▶ [WHAT YOU HAVE TO DO] Set down the data again word for word. Skip any pictures.

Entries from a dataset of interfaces
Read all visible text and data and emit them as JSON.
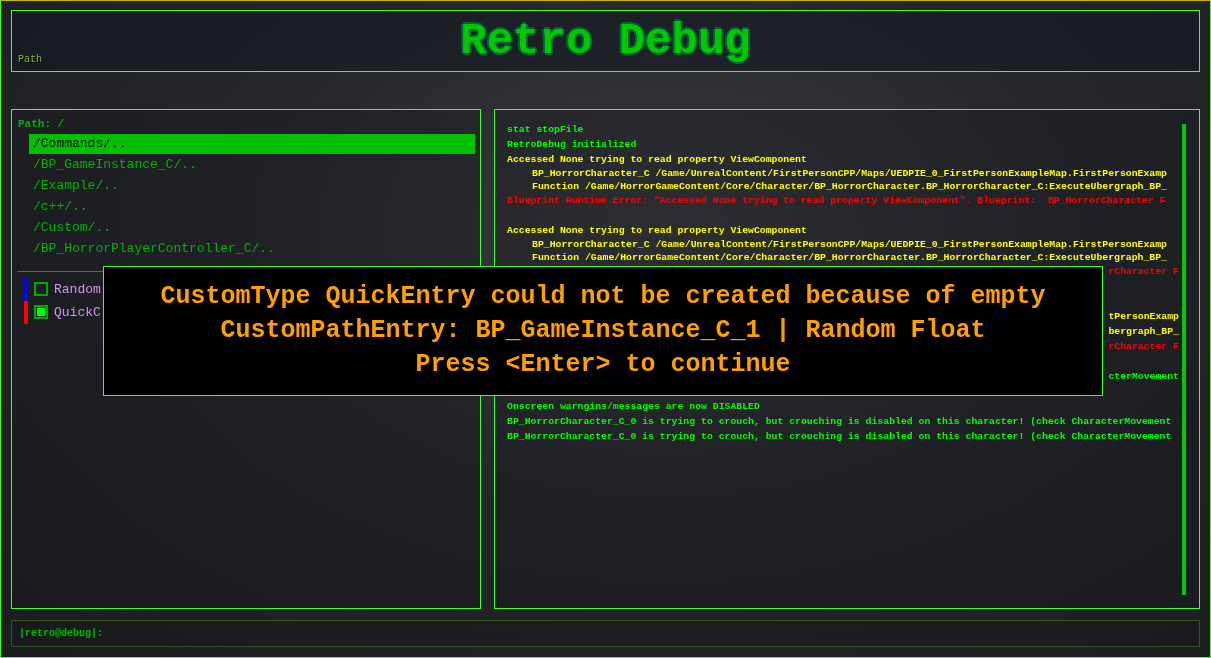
{
  "header": {
    "title": "Retro Debug",
    "path_label": "Path"
  },
  "browser": {
    "path": "Path: /",
    "items": [
      {
        "label": "/Commands/..",
        "selected": true
      },
      {
        "label": "/BP_GameInstance_C/..",
        "selected": false
      },
      {
        "label": "/Example/..",
        "selected": false
      },
      {
        "label": "/c++/..",
        "selected": false
      },
      {
        "label": "/Custom/..",
        "selected": false
      },
      {
        "label": "/BP_HorrorPlayerController_C/..",
        "selected": false
      }
    ],
    "entries": [
      {
        "label": "Random",
        "color": "#0000ff",
        "checked": false
      },
      {
        "label": "QuickC",
        "color": "#ff0000",
        "checked": true
      }
    ]
  },
  "log": [
    {
      "kind": "line",
      "text": "stat stopFile",
      "color": "#00ff00"
    },
    {
      "kind": "line",
      "text": "RetroDebug initialized",
      "color": "#00ff00"
    },
    {
      "kind": "line",
      "text": "Accessed None trying to read property ViewComponent",
      "color": "#ffff00"
    },
    {
      "kind": "detail",
      "text": "BP_HorrorCharacter_C /Game/UnrealContent/FirstPersonCPP/Maps/UEDPIE_0_FirstPersonExampleMap.FirstPersonExamp",
      "color": "#ffff00"
    },
    {
      "kind": "detail",
      "text": "Function /Game/HorrorGameContent/Core/Character/BP_HorrorCharacter.BP_HorrorCharacter_C:ExecuteUbergraph_BP_",
      "color": "#ffff00"
    },
    {
      "kind": "line",
      "text": "Blueprint Runtime Error: \"Accessed None trying to read property ViewComponent\". Blueprint:  BP_HorrorCharacter F",
      "color": "#ff0000"
    },
    {
      "kind": "spacer"
    },
    {
      "kind": "line",
      "text": "Accessed None trying to read property ViewComponent",
      "color": "#ffff00"
    },
    {
      "kind": "detail",
      "text": "BP_HorrorCharacter_C /Game/UnrealContent/FirstPersonCPP/Maps/UEDPIE_0_FirstPersonExampleMap.FirstPersonExamp",
      "color": "#ffff00"
    },
    {
      "kind": "detail",
      "text": "Function /Game/HorrorGameContent/Core/Character/BP_HorrorCharacter.BP_HorrorCharacter_C:ExecuteUbergraph_BP_",
      "color": "#ffff00"
    },
    {
      "kind": "fragment",
      "text": "rCharacter F",
      "color": "#ff0000"
    },
    {
      "kind": "spacer"
    },
    {
      "kind": "spacer"
    },
    {
      "kind": "fragment",
      "text": "tPersonExamp",
      "color": "#ffff00"
    },
    {
      "kind": "fragment",
      "text": "bergraph_BP_",
      "color": "#ffff00"
    },
    {
      "kind": "fragment",
      "text": "rCharacter F",
      "color": "#ff0000"
    },
    {
      "kind": "spacer"
    },
    {
      "kind": "fragment",
      "text": "cterMovement",
      "color": "#00ff00"
    },
    {
      "kind": "spacer"
    },
    {
      "kind": "line",
      "text": "Onscreen warngins/messages are now DISABLED",
      "color": "#00ff00"
    },
    {
      "kind": "line",
      "text": "BP_HorrorCharacter_C_0 is trying to crouch, but crouching is disabled on this character! (check CharacterMovement",
      "color": "#00ff00"
    },
    {
      "kind": "line",
      "text": "BP_HorrorCharacter_C_0 is trying to crouch, but crouching is disabled on this character! (check CharacterMovement",
      "color": "#00ff00"
    }
  ],
  "console": {
    "prompt": "|retro@debug|:"
  },
  "dialog": {
    "lines": [
      "CustomType QuickEntry could not be created because of empty",
      "CustomPathEntry: BP_GameInstance_C_1 | Random Float",
      "Press <Enter> to continue"
    ]
  }
}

▶ [RESPONSE TO THE TASK]
Read all visible text and data and emit them as JSON.
{
  "header": {
    "title": "Retro Debug",
    "path_label": "Path"
  },
  "browser": {
    "path": "Path: /",
    "items": [
      {
        "label": "/Commands/..",
        "selected": true
      },
      {
        "label": "/BP_GameInstance_C/..",
        "selected": false
      },
      {
        "label": "/Example/..",
        "selected": false
      },
      {
        "label": "/c++/..",
        "selected": false
      },
      {
        "label": "/Custom/..",
        "selected": false
      },
      {
        "label": "/BP_HorrorPlayerController_C/..",
        "selected": false
      }
    ],
    "entries": [
      {
        "label": "Random",
        "color": "#0000ff",
        "checked": false
      },
      {
        "label": "QuickC",
        "color": "#ff0000",
        "checked": true
      }
    ]
  },
  "log": [
    {
      "kind": "line",
      "text": "stat stopFile",
      "color": "#00ff00"
    },
    {
      "kind": "line",
      "text": "RetroDebug initialized",
      "color": "#00ff00"
    },
    {
      "kind": "line",
      "text": "Accessed None trying to read property ViewComponent",
      "color": "#ffff00"
    },
    {
      "kind": "detail",
      "text": "BP_HorrorCharacter_C /Game/UnrealContent/FirstPersonCPP/Maps/UEDPIE_0_FirstPersonExampleMap.FirstPersonExamp",
      "color": "#ffff00"
    },
    {
      "kind": "detail",
      "text": "Function /Game/HorrorGameContent/Core/Character/BP_HorrorCharacter.BP_HorrorCharacter_C:ExecuteUbergraph_BP_",
      "color": "#ffff00"
    },
    {
      "kind": "line",
      "text": "Blueprint Runtime Error: \"Accessed None trying to read property ViewComponent\". Blueprint:  BP_HorrorCharacter F",
      "color": "#ff0000"
    },
    {
      "kind": "spacer"
    },
    {
      "kind": "line",
      "text": "Accessed None trying to read property ViewComponent",
      "color": "#ffff00"
    },
    {
      "kind": "detail",
      "text": "BP_HorrorCharacter_C /Game/UnrealContent/FirstPersonCPP/Maps/UEDPIE_0_FirstPersonExampleMap.FirstPersonExamp",
      "color": "#ffff00"
    },
    {
      "kind": "detail",
      "text": "Function /Game/HorrorGameContent/Core/Character/BP_HorrorCharacter.BP_HorrorCharacter_C:ExecuteUbergraph_BP_",
      "color": "#ffff00"
    },
    {
      "kind": "fragment",
      "text": "rCharacter F",
      "color": "#ff0000"
    },
    {
      "kind": "spacer"
    },
    {
      "kind": "spacer"
    },
    {
      "kind": "fragment",
      "text": "tPersonExamp",
      "color": "#ffff00"
    },
    {
      "kind": "fragment",
      "text": "bergraph_BP_",
      "color": "#ffff00"
    },
    {
      "kind": "fragment",
      "text": "rCharacter F",
      "color": "#ff0000"
    },
    {
      "kind": "spacer"
    },
    {
      "kind": "fragment",
      "text": "cterMovement",
      "color": "#00ff00"
    },
    {
      "kind": "spacer"
    },
    {
      "kind": "line",
      "text": "Onscreen warngins/messages are now DISABLED",
      "color": "#00ff00"
    },
    {
      "kind": "line",
      "text": "BP_HorrorCharacter_C_0 is trying to crouch, but crouching is disabled on this character! (check CharacterMovement",
      "color": "#00ff00"
    },
    {
      "kind": "line",
      "text": "BP_HorrorCharacter_C_0 is trying to crouch, but crouching is disabled on this character! (check CharacterMovement",
      "color": "#00ff00"
    }
  ],
  "console": {
    "prompt": "|retro@debug|:"
  },
  "dialog": {
    "lines": [
      "CustomType QuickEntry could not be created because of empty",
      "CustomPathEntry: BP_GameInstance_C_1 | Random Float",
      "Press <Enter> to continue"
    ]
  }
}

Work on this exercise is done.